After 2,700 hours the reaction of the hydrotreated material was terminated. There was no sign of catalyst swelling or reactor plugging. The pressure drop across the catalyst bed remained low and stable throughout the run.

This Example 3 demonstrated that when there were no acetylenics present initially, and hydrotreating was employed, there was no catalyst swelling.

EXAMPLE 4

A sample of a mixed C4 stream (Raff-1) had a composition of 48 wt. % isobutylene, 42 wt. % normal butenes, 9 wt. % butanes, 0.3 wt. % 1,3 butadiene and no detectable ethyl acetylene. This stream was mixed at a rate of 200 gms/hr with tert-butyl alcohol at a rate of 6 gms/hr and sec-butyl alcohol at a rate of 4 gms/hr. This mixture was fed to a reactor containing 100 gms of a macroporous ion exchange resin made up of sulfonated polystyrene resins crosslinked with divinylbenzene containing approximately 5.2 milliequivalents of acid sites per gram of resin. The reaction of this Example was conducted with the same load of catalyst as used in Example 3 hereinabove.

A typical product distribution consists of 16 wt. % isobutylene, 40 wt. % normal butenes, 11 wt. % butanes 0.15 wt % 1,3 butadiene, no detectable ethyl acetylene, 2 wt. % t-butyl alcohol, 1 wt. % s-butyl alcohol, 19 wt. % C8 olefin (dimer product), 1 wt. % C8 ether and 2 wt. % C12 olefin (trimer product).

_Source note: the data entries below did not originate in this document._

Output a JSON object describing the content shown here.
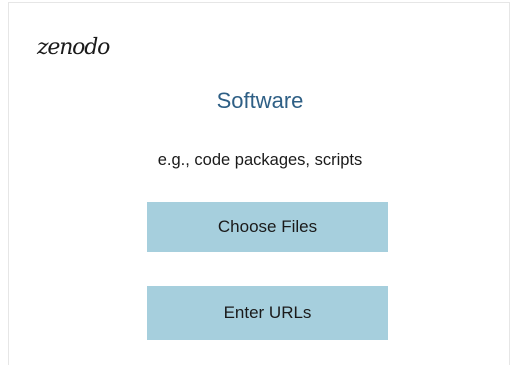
{
  "app": {
    "logo_text": "zenodo"
  },
  "panel": {
    "title": "Software",
    "subtitle": "e.g., code packages, scripts"
  },
  "actions": {
    "choose_files_label": "Choose Files",
    "enter_urls_label": "Enter URLs"
  },
  "colors": {
    "title": "#2e5f85",
    "button_bg": "#a6cfdd",
    "text": "#1a1a1a"
  }
}
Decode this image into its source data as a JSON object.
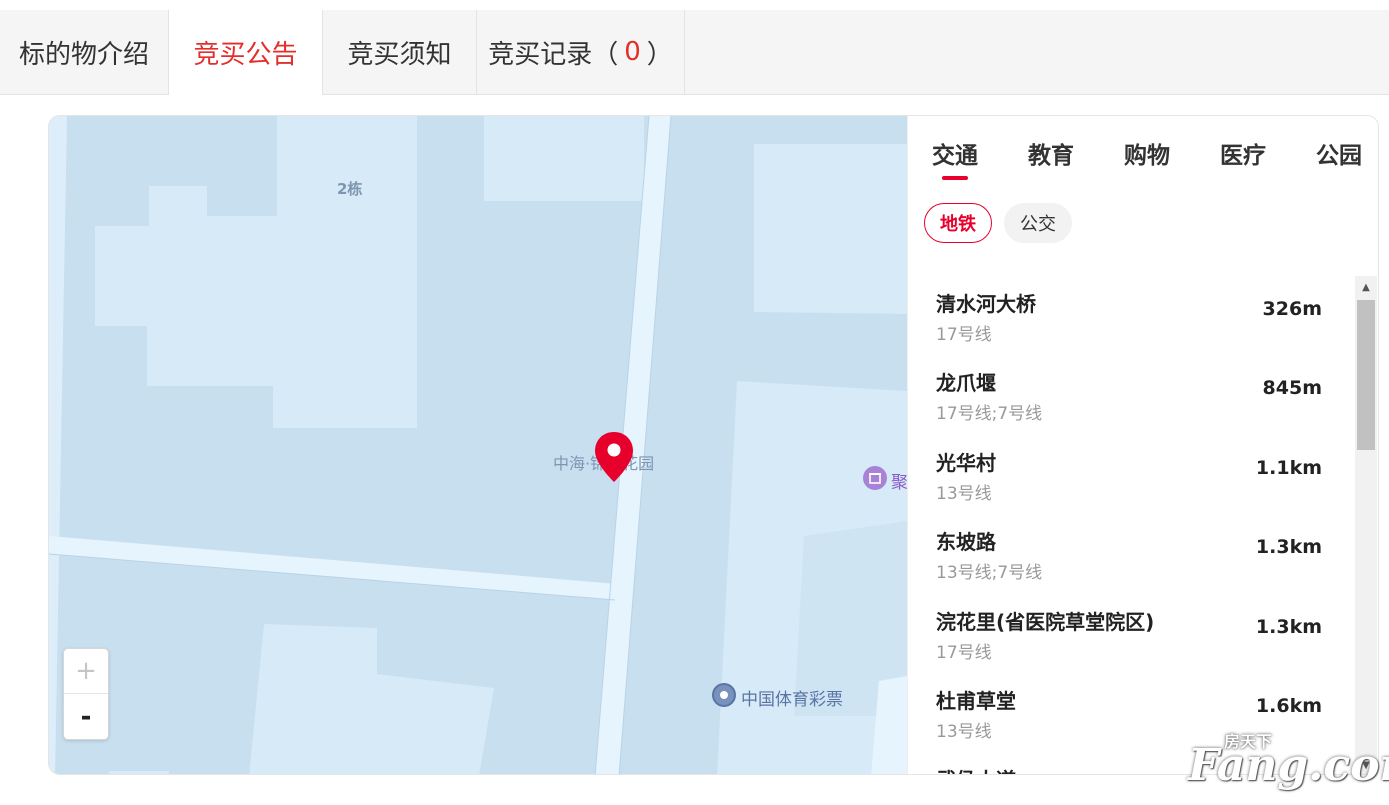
{
  "tabs": [
    {
      "label": "标的物介绍",
      "active": false
    },
    {
      "label": "竞买公告",
      "active": true
    },
    {
      "label": "竞买须知",
      "active": false
    },
    {
      "label": "竞买记录（",
      "count": "0",
      "suffix": "）",
      "active": false
    }
  ],
  "map": {
    "labels": {
      "building": "2栋",
      "community": "中海·锦蓉花园",
      "poi_lottery": "中国体育彩票",
      "poi_partial": "聚"
    },
    "zoom_in": "+",
    "zoom_out": "-",
    "colors": {
      "marker": "#e8002d",
      "block": "#c8dff0",
      "block_light": "#d6eaf7",
      "road": "#e6f4fd"
    }
  },
  "panel": {
    "categories": [
      "交通",
      "教育",
      "购物",
      "医疗",
      "公园"
    ],
    "active_category": "交通",
    "sub_tabs": [
      "地铁",
      "公交"
    ],
    "active_sub_tab": "地铁",
    "stations": [
      {
        "name": "清水河大桥",
        "lines": "17号线",
        "distance": "326m"
      },
      {
        "name": "龙爪堰",
        "lines": "17号线;7号线",
        "distance": "845m"
      },
      {
        "name": "光华村",
        "lines": "13号线",
        "distance": "1.1km"
      },
      {
        "name": "东坡路",
        "lines": "13号线;7号线",
        "distance": "1.3km"
      },
      {
        "name": "浣花里(省医院草堂院区)",
        "lines": "17号线",
        "distance": "1.3km"
      },
      {
        "name": "杜甫草堂",
        "lines": "13号线",
        "distance": "1.6km"
      },
      {
        "name": "武侯大道",
        "lines": "",
        "distance": ""
      }
    ],
    "accent_color": "#e8002d"
  },
  "watermark": {
    "cn": "房天下",
    "en": "Fang.com"
  }
}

After 1,800 hours the reaction of the material was terminated. There was no sign of catalyst swelling or reactor plugging. The pressure drop across the catalyst bed remained low and stable throughout the run.

The catalyst was removed from the reactor after 4,500 hours on stream (2,700 hours with hydrotreated feed followed by 1,800 hours with untreated feed containing no ethyl acetylene). FIG. 3 shows an image of the catalyst as removed from the reactor. Callouts E and F highlight the spherical nature of the individual resin pellets. The used resin pellets are in essentially the same shape as the unused resin pellets shown in FIG. 1 and highlighted by callouts A and B. The used resin pellets from Example 4 show none of the distortion that had been present in the resin pellets removed from the reactor in Example 1 and shown in FIG. 2 with distorted shapes of the pellets highlighted by callouts C and D.

This Example 4 demonstrated that when there were no acetylenics present initially and there was no hydrotreating, there was no catalyst swelling.